    pitcher, until he brought the water within his reach and thus saved his life.

    Necessity is the mother of invention.

    The Dove and the Ant

    An Ant, going to a river to drink, fell in, and was carried along in the stream. A

    Dove pitied her condition, and threw into the river a small bough, by means of

    which the Ant gained the shore. The Ant afterward, seeing a man with a fowling-

    piece aiming at the Dove, stung him in the foot sharply, and made him miss his

    aim, and so saved the

    Dove's life.

    "Little friends may prove great friends."

  • The Eagle and the Fox
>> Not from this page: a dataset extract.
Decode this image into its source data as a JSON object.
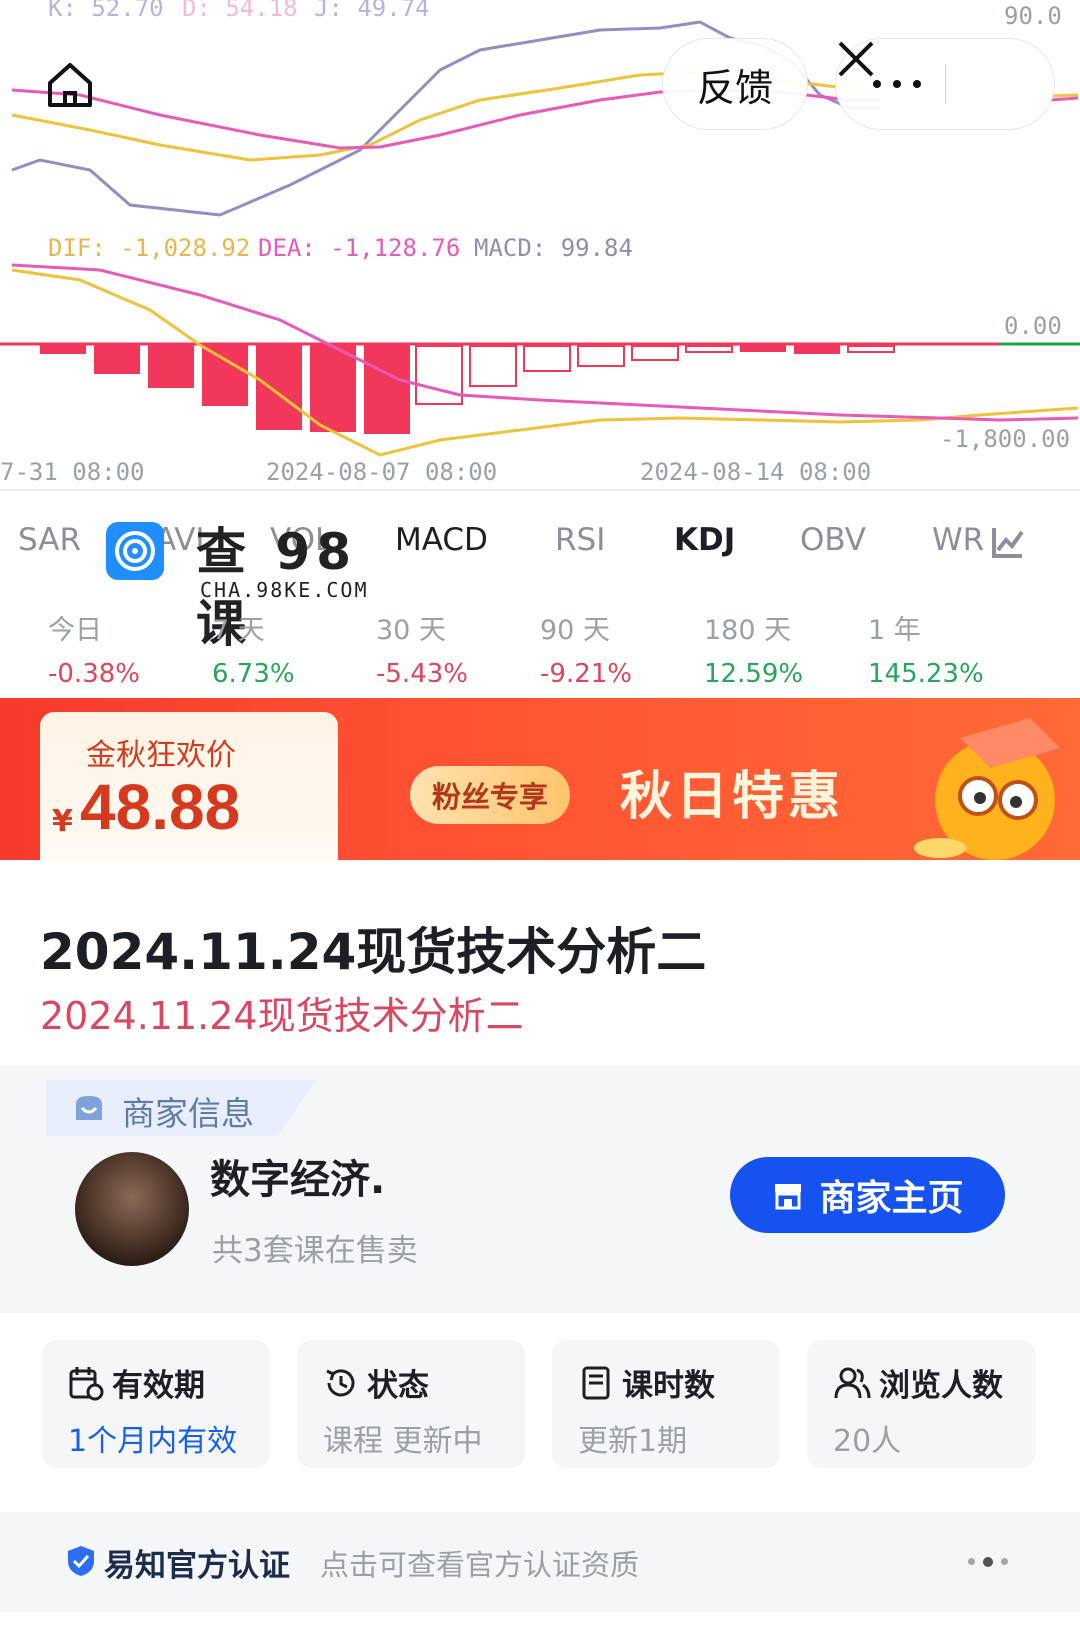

    AN EAGLE and a Fox formed an intimate friendship and decided to live near

    each other. The Eagle built her nest in the branches of a tall tree, while the Fox

    crept into the underwood and there produced her young. Not long after they had

    agreed upon this plan, the Eagle, being in want of provision for her young ones,

    swooped down while the Fox was out, seized upon one of the little cubs, and

    feasted herself and her brood. The Fox on her return, discovered what had

    happened, but was less grieved for the death of her young than for her inability to

    avenge them. A just retribution, however, quickly fell upon the Eagle. While

    hovering near an altar, on which some villagers were sacrificing a goat, she

    suddenly seized a piece of the flesh, and carried it, along with a burning cinder, to

    her nest. A strong breeze soon fanned the spark into a flame, and the eaglets, as

    yet unfledged and helpless, were roasted in their nest and dropped down dead at

    the bottom of the tree. There, in the sight of the Eagle, the Fox gobbled them up.

    The Eagle, the Cat, and the Wild Sow

    AN EAGLE made her nest at the top of a lofty oak; a Cat, having found a

    convenient hole, moved into the middle of the trunk; and a Wild Sow, with her

    young, took shelter in a hollow at its foot. The Cat cunningly resolved to destroy

    this chance-made colony.

    To carry out her design, she climbed to the nest of the Eagle, and said,

    "Destruction is preparing for you, and for me too, unfortunately. The Wild Sow,

    whom you see daily digging up the earth, wishes to uproot the oak, so she may on

    its fall seize our families as food for her young." Having thus frightened the Eagle

    out of her senses, she crept down to the cave of the Sow, and said, "Your children

    are in great danger; for as soon as you go

    out with your litter to find food, the Eagle is prepared to pounce upon one of your

    little pigs." Having instilled these fears into the Sow, she went and pretended to

    hide herself in the hollow of the tree. When night came she went forth with silent

    foot and obtained food for herself and her kittens, but feigning to be afraid, she

    kept a lookout all through the day. Meanwhile, the Eagle, full of fear of the Sow,

    sat still on the branches, and the Sow, terrified by the Eagle, did not dare to go out

    from her cave. And thus they both, along with their families, perished from

    hunger, and afforded ample provision for the Cat

    and her kittens.

  • Hercules and the Waggoner

    A Waggoner was once driving a heavy load along a very muddy way. At last he

    came to a part of the road where the wheels sank half-way into the mire, and the

    more the horses pulled, the deeper sank the wheels. So the Waggoner threw down

    his whip, and knelt down and prayed to